Sunday, September 21 at 2:00 pm
Individual Tickets: $12/$10 Members
Series: $45/$36 Members
Videocast available here
What happens when baseball leaves the field and swirls around in the imaginations of great writers?
Participants include: Morris Dickstein, Distinguished Professor Emeritus of English at the Graduate Center of the City University of New York, where he is also the founder and Senior Fellow of the Center for the Humanities; author Eric Rolfe Greenberg who wrote The Celebrant, one of Sports Illustrated‘s Top 100 Sports Books of All Time; and journalist and bestselling author Jane Leavy (Sandy Koufax: A Lefty’s Legacy and The Last Boy: Mickey Mantle and the End of America’s Childhood).
Morris Dickstein is the Distinguished Professor Emeritus of English at the Graduate Center of the City University of New York. He is a widely published reviewer and critic, perhaps best known for his book on the 1960s, Gates of Eden (1977, 1997) and Dancing in the Dark: A Cultural History of the Great Depression (2009), both of which were nominated for the National Book Critics Circle Award in criticism. Dancing in the Dark also received the 2010 Ambassador Book Award in American Studies from the English-Speaking Union. His other recent books include Leopards in the Temple: The Transformation of American Fiction, 1945-1970 (2002) and A Mirror in the Roadway: Literature and the Real World (2005). He has served as vice-chair of the New York Council for the Humanities, on the board of the National Book Critics Circle, and as president of the Association of Literary Scholars and Critics.

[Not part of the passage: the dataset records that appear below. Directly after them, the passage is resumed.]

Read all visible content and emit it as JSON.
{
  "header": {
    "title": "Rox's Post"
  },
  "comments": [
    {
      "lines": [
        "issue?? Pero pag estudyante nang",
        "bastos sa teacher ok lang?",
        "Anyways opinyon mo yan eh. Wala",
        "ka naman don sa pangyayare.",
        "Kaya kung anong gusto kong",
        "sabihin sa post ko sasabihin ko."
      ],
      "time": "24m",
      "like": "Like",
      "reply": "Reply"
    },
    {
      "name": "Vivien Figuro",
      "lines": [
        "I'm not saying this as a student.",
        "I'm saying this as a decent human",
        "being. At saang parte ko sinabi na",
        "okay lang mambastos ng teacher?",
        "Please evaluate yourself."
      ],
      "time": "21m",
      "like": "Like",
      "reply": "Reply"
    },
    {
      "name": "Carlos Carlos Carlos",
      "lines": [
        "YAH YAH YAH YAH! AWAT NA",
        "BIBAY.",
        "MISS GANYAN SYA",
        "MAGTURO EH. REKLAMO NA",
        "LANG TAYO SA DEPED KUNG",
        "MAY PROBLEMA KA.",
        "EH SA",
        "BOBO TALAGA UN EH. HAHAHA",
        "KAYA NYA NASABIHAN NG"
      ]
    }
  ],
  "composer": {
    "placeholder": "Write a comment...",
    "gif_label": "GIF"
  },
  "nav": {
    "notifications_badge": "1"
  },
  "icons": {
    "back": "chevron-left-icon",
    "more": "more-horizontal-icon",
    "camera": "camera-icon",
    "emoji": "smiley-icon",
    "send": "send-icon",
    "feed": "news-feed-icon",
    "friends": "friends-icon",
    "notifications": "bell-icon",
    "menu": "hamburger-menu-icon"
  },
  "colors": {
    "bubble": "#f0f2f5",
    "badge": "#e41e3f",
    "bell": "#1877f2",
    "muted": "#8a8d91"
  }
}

Eric Rolfe Greenberg is the author of The Celebrant (1983), which Sports Illustrated listed among the top 50 sports books of all time, third among baseball fiction. The novel is currently available from Bison Books. Born and raised in New York, Mr. Greenberg attended the University of Wisconsin and, after naval service, New York University’s School of the Arts. He worked as a publicist for major film studios and as marketing director for magazine and book publishers. He joined the American Management Association in 1981 and continued in a variety of positions at AMA, including research editor, before becoming Director of Management Studies in 1988, delivering survey findings in print and through media appearances and interviews as well as presentations to national conferences and conventions and, on six occasions, to committees of the U.S. Congress. He left AMA in late 2001. Mr. Greenberg lives on the Upper West Side of New York City.
Jane Leavy is the author of the New York Times bestsellers The Last Boy: Mickey Mantle and the End of America’s Childhood, Sandy Koufax: A Lefty’s Legacy, and the comic novel Squeeze Play, “the best novel ever written about baseball” (Entertainment Weekly). As a staff writer at The Washington Post from 1979 to 1988, she covered baseball, tennis, and the Olympics. She has written for many publications, including The New York Times, ESPN’s Grantland and Sports Illustrated. Her work has been anthologized extensively, most recently in Jewish Jocks: An Unorthodox Hall of Fame and Damn Yankees: Twenty-Four Major League Writers on the World’s Most Loved (and Hated) Team. A graduate of Barnard College and the Columbia University Graduate School of Journalism, she wrote her master’s essay (later published in The Village Voice) on her childhood hero, Red Smith, the late sports columnist for The New York Times.